■ EXERCISE DESCRIPTION
Write out each line of the records that has "PublishPostAction" in it.
BEGIN DATA LISTING
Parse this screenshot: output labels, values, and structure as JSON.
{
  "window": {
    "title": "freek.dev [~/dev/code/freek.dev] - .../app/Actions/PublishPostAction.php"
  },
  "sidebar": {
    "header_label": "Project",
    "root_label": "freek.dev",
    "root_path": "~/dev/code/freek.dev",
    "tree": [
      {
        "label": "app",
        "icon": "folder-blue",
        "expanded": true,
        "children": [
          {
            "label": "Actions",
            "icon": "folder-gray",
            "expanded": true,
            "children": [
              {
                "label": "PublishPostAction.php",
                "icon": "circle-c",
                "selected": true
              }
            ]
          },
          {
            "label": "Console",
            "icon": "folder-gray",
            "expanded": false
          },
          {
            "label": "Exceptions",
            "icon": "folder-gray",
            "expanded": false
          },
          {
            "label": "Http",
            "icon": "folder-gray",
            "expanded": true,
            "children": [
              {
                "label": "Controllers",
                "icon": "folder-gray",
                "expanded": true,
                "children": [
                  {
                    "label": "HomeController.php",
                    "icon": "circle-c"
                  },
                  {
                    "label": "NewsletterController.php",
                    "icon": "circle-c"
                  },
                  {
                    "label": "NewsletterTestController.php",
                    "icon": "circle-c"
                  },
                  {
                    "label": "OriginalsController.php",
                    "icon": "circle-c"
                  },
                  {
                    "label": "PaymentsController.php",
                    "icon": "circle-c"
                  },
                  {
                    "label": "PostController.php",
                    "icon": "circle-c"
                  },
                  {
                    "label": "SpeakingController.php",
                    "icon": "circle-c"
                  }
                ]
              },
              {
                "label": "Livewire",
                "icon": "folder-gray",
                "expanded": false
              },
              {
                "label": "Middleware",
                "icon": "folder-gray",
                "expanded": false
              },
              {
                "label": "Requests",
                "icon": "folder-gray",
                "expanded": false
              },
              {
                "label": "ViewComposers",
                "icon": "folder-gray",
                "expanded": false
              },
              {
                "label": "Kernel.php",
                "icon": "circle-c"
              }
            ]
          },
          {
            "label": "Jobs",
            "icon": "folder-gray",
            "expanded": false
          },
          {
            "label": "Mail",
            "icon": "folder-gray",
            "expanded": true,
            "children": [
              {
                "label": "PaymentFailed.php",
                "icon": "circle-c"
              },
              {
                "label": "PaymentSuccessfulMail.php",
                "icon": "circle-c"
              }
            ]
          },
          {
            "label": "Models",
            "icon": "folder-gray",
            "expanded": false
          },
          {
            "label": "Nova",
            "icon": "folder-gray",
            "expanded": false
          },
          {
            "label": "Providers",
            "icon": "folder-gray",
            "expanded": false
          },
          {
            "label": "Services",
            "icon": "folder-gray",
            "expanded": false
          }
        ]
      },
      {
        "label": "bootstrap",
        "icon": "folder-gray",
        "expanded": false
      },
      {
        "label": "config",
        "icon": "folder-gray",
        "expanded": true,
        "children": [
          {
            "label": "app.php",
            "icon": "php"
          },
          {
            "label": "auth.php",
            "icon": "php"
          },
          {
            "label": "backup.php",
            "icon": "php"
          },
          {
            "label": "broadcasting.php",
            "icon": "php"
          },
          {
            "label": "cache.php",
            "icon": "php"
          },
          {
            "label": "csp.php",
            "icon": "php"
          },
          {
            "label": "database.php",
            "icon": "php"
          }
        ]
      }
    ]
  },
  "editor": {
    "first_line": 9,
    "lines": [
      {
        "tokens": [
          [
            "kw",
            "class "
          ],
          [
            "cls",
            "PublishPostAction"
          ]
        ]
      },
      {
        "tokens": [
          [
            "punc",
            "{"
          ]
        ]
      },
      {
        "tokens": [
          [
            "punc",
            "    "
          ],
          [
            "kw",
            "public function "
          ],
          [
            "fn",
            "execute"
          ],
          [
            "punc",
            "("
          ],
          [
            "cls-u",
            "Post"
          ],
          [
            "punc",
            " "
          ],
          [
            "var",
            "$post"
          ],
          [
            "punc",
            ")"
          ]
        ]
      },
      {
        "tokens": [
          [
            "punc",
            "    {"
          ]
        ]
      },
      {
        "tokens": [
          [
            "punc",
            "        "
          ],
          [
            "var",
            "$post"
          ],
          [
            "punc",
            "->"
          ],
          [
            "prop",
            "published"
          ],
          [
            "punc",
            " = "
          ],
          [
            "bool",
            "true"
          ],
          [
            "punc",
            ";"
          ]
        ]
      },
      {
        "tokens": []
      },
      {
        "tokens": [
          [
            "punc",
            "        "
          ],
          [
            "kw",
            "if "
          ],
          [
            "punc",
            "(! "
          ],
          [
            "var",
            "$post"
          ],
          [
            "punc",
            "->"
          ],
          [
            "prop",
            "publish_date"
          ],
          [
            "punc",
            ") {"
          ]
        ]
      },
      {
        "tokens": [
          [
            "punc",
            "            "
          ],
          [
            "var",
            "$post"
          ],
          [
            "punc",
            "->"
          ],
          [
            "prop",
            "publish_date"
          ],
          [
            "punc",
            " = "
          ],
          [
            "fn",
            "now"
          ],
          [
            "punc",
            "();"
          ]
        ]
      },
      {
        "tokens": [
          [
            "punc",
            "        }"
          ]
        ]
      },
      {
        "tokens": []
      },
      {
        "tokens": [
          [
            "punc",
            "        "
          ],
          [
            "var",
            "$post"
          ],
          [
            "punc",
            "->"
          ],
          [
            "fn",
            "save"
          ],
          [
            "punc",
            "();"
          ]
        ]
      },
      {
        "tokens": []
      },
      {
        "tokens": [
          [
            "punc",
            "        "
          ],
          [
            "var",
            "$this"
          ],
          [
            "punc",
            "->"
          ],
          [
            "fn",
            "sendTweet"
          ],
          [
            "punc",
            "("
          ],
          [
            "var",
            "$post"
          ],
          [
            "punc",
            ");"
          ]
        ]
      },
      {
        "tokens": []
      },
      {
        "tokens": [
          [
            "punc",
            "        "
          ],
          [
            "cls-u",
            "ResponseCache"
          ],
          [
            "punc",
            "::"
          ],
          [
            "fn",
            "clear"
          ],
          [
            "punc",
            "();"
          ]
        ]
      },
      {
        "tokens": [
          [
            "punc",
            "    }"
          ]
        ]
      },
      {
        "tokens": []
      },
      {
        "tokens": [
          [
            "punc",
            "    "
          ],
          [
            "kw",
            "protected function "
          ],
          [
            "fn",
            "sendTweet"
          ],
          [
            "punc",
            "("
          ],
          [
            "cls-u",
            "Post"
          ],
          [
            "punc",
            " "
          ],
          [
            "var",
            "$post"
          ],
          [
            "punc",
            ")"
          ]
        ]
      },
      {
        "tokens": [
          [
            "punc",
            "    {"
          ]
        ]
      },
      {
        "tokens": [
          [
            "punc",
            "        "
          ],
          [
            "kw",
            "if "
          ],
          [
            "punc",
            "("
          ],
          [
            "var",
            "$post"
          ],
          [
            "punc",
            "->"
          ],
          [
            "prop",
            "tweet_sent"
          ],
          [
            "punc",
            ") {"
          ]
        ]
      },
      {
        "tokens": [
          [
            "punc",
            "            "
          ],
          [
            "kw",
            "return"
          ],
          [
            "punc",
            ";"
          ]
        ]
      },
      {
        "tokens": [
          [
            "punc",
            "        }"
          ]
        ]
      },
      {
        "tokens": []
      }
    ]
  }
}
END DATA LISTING
■ FINISHED TASK
    "title": "freek.dev [~/dev/code/freek.dev] - .../app/Actions/PublishPostAction.php"
                "label": "PublishPostAction.php",
            "PublishPostAction"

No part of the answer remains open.